== Task to complete ==
How many lines in the records below contain the word "Reviews"? State only that number.

START Provided information

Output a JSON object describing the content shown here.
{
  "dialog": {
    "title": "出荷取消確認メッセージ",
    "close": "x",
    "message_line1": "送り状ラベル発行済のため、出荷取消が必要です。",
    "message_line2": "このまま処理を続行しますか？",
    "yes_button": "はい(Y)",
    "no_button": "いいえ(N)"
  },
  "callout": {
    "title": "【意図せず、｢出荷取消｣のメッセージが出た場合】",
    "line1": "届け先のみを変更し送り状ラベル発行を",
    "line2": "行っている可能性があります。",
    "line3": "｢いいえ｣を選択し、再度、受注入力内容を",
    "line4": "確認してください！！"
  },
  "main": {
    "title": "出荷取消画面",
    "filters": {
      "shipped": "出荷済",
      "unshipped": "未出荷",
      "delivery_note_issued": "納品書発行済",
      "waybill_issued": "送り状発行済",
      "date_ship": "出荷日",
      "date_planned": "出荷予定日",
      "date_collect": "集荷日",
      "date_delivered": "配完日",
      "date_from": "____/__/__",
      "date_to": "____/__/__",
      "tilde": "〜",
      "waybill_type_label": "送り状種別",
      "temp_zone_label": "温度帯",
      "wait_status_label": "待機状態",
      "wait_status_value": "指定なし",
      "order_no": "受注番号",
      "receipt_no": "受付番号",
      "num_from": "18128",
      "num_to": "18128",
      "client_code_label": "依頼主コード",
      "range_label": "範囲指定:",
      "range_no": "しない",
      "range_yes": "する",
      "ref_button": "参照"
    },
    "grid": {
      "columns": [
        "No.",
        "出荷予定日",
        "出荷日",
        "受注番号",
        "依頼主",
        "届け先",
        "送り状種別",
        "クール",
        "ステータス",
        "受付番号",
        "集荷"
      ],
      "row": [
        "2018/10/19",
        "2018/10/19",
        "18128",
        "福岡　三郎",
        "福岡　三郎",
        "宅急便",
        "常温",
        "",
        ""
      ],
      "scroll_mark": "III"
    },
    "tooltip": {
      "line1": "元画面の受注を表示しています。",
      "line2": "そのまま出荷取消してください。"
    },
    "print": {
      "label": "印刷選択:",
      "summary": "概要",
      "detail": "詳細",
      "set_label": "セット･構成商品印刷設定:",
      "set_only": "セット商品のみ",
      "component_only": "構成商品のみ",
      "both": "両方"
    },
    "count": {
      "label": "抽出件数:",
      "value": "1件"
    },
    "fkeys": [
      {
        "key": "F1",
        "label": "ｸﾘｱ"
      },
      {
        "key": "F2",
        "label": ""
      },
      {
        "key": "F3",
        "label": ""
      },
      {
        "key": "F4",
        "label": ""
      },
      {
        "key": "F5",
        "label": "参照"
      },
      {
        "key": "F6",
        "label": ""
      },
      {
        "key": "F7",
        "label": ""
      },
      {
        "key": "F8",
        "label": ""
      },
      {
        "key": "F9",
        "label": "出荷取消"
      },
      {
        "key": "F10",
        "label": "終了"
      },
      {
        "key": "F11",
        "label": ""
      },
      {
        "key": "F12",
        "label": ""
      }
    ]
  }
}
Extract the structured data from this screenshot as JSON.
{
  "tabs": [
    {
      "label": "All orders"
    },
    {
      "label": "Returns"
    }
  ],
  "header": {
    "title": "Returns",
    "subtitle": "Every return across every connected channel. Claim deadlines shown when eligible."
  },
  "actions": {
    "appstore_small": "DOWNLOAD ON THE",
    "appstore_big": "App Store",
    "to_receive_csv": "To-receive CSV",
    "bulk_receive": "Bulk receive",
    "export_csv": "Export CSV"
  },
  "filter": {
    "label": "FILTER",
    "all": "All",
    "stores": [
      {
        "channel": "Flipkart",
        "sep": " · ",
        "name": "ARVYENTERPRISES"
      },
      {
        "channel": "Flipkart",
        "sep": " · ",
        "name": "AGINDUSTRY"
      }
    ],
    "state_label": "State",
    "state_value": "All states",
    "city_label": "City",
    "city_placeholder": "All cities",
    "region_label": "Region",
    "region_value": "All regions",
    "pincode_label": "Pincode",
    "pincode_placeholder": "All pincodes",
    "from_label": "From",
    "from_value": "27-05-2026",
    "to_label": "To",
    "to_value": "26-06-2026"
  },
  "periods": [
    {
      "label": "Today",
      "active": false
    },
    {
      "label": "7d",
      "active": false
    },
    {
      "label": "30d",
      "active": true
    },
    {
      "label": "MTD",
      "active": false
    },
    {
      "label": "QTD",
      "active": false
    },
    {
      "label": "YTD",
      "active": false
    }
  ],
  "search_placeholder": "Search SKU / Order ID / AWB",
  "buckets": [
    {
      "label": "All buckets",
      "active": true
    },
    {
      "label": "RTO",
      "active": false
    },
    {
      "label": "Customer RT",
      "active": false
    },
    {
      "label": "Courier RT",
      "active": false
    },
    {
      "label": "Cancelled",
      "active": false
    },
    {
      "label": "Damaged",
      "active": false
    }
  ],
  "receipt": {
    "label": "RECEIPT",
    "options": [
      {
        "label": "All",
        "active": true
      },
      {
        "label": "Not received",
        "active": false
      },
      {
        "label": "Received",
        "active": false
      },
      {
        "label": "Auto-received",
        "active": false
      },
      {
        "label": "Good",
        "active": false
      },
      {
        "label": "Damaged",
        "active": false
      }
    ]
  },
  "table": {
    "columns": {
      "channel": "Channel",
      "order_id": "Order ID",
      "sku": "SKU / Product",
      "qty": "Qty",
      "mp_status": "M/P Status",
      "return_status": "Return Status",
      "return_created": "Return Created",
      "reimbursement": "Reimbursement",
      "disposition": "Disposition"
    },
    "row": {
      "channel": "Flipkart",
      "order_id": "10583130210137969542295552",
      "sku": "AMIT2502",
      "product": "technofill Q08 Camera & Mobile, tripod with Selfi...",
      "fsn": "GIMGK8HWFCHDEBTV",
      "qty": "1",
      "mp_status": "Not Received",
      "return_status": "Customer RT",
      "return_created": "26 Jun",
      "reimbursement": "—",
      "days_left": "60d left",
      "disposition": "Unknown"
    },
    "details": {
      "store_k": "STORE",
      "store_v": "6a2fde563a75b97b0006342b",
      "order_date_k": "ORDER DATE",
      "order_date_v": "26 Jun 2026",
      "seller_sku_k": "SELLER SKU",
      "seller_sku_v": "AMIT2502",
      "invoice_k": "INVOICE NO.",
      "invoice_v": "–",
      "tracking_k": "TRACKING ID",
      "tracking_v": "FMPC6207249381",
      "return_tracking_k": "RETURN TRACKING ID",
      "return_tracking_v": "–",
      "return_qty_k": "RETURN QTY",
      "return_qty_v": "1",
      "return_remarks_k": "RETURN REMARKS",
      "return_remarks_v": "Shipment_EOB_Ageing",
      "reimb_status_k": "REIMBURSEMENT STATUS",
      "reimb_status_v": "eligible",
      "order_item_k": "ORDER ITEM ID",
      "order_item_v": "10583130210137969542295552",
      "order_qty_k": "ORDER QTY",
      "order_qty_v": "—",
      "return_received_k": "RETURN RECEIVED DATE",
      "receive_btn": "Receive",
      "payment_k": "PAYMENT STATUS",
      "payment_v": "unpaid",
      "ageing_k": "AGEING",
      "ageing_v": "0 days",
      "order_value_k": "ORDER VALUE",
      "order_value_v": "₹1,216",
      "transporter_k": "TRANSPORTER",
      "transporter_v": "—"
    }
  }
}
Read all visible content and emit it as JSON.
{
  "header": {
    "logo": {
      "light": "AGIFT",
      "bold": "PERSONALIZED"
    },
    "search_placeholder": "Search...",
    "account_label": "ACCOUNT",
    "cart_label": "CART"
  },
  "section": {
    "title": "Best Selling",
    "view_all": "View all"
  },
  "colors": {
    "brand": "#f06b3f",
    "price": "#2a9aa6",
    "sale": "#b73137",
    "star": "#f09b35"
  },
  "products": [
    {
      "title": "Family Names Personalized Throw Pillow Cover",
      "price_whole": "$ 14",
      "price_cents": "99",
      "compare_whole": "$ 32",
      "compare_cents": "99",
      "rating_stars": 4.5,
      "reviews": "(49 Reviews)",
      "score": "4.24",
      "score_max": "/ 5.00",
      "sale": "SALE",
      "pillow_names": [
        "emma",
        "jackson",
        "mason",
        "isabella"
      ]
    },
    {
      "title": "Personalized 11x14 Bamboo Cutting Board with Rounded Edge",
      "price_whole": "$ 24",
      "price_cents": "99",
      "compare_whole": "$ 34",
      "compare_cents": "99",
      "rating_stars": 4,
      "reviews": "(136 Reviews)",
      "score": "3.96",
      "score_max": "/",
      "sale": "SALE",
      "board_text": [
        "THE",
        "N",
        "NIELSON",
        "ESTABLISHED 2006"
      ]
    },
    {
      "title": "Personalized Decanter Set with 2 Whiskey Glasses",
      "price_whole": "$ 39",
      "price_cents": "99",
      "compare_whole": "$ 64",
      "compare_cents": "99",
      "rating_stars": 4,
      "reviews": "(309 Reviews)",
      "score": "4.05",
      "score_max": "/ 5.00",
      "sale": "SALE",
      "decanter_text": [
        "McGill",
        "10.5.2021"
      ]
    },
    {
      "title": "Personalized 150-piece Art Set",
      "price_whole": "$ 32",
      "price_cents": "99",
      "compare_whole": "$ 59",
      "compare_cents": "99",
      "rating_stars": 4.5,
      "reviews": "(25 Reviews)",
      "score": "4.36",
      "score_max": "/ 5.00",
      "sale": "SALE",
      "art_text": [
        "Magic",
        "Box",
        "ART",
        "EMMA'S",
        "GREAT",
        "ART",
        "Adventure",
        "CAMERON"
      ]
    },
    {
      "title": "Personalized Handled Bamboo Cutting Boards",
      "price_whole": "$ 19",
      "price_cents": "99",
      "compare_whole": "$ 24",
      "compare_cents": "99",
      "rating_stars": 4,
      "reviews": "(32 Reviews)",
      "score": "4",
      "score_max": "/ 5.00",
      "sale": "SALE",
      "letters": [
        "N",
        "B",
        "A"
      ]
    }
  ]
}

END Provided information

== Answer space ==
5